>>>>>
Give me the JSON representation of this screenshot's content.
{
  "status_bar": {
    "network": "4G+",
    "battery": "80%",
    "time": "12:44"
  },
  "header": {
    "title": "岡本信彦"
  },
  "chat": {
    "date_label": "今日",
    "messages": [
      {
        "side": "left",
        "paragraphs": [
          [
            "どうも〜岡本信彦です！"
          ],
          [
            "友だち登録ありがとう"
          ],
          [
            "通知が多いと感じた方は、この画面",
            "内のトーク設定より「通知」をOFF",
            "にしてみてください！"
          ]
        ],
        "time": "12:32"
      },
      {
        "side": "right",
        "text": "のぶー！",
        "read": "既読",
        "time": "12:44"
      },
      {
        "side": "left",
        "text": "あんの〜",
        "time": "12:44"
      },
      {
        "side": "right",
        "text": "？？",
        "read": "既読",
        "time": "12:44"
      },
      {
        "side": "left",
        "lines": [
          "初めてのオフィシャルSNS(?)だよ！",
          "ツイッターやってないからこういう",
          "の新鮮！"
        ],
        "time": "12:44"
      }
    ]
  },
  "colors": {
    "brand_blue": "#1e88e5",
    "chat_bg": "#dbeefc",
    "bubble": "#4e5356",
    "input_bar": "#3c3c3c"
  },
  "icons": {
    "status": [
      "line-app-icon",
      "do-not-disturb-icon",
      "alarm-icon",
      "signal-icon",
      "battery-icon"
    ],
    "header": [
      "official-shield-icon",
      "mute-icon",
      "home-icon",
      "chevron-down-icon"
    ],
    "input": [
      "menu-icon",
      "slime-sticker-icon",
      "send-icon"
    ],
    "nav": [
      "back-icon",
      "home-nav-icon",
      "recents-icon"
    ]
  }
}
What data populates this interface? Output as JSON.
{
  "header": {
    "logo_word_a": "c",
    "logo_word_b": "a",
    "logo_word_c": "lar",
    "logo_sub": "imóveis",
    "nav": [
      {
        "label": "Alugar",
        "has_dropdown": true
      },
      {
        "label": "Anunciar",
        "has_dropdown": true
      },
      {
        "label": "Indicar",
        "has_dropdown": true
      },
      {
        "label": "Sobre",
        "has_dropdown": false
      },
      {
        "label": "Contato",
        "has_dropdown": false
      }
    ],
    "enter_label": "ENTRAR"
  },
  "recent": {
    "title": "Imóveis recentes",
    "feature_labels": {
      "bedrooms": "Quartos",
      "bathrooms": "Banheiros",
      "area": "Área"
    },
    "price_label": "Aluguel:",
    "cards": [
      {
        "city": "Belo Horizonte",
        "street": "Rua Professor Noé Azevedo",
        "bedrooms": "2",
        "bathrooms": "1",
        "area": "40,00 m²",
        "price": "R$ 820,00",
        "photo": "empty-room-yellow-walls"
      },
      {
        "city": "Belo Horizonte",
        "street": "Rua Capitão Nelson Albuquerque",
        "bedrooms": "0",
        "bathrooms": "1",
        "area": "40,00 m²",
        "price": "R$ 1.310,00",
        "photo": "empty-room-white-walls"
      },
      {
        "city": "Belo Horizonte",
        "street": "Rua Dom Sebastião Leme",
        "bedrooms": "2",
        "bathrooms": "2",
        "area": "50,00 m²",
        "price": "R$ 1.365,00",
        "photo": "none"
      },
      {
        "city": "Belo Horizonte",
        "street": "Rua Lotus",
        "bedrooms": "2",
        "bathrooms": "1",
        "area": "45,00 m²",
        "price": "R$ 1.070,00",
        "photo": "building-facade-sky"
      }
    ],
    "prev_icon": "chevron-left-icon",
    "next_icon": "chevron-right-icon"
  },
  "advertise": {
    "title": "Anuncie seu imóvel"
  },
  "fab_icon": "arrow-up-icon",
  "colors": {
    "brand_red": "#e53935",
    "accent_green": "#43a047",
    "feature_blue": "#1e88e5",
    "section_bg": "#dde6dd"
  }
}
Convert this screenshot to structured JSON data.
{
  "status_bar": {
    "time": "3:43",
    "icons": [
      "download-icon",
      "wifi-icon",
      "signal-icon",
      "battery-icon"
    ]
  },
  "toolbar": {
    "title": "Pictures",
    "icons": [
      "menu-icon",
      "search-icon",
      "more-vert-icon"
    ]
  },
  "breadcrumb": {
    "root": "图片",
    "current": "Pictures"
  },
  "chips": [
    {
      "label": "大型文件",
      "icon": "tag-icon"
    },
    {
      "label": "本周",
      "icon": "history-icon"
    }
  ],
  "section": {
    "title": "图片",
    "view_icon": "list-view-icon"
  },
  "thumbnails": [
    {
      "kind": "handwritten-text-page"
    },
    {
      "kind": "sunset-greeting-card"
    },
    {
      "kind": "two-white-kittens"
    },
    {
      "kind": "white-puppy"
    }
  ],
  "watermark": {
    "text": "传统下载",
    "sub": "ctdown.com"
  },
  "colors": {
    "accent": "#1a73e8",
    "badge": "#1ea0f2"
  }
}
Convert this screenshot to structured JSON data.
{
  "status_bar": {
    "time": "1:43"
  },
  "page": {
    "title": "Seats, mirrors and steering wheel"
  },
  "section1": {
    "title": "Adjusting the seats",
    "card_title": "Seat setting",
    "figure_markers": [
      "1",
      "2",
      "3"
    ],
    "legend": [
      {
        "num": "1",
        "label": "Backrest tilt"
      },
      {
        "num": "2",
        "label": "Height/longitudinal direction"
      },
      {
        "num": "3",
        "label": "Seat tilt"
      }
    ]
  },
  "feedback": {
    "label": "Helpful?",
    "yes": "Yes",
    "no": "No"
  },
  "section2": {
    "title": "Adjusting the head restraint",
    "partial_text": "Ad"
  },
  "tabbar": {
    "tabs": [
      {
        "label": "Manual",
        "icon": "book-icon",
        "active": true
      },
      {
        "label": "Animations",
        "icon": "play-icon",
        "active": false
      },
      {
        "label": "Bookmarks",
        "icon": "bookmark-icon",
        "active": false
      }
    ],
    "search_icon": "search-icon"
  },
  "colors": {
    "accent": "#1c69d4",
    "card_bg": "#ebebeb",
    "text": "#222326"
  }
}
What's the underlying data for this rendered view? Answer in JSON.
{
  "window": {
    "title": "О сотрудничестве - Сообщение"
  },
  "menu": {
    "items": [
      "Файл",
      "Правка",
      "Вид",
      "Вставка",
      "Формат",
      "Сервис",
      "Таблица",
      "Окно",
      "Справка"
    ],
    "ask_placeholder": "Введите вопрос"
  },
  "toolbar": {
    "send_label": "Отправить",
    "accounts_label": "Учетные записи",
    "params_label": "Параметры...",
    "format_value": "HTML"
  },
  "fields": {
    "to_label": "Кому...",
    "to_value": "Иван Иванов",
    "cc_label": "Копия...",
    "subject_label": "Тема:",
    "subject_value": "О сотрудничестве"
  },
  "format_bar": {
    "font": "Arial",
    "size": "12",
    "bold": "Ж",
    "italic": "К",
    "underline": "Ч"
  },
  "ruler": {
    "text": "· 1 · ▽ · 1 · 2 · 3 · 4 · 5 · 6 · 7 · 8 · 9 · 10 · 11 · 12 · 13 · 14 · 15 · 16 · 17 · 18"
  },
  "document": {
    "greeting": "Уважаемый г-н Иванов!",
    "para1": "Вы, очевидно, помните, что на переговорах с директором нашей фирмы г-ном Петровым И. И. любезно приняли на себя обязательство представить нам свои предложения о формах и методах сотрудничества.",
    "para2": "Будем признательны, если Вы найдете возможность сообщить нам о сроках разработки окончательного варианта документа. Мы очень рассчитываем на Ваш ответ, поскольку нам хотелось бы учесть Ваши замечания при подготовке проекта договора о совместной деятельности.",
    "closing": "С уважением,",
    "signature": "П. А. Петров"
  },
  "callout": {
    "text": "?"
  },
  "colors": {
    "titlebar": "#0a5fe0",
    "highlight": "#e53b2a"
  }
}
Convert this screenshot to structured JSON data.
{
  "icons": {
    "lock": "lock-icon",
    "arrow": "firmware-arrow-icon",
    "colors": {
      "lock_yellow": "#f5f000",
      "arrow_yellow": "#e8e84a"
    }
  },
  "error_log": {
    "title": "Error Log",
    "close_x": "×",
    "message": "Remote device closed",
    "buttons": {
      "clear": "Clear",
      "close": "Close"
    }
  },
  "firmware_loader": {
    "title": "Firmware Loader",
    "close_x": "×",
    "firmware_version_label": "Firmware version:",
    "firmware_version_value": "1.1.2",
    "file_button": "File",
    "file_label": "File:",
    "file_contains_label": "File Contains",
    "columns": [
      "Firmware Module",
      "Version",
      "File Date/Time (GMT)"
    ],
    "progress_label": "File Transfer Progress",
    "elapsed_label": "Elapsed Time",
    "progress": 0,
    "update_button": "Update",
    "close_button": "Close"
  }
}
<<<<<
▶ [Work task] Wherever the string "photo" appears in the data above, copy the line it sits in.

▶ [Response to the task]
        "photo": "empty-room-yellow-walls"
        "photo": "empty-room-white-walls"
        "photo": "none"
        "photo": "building-facade-sky"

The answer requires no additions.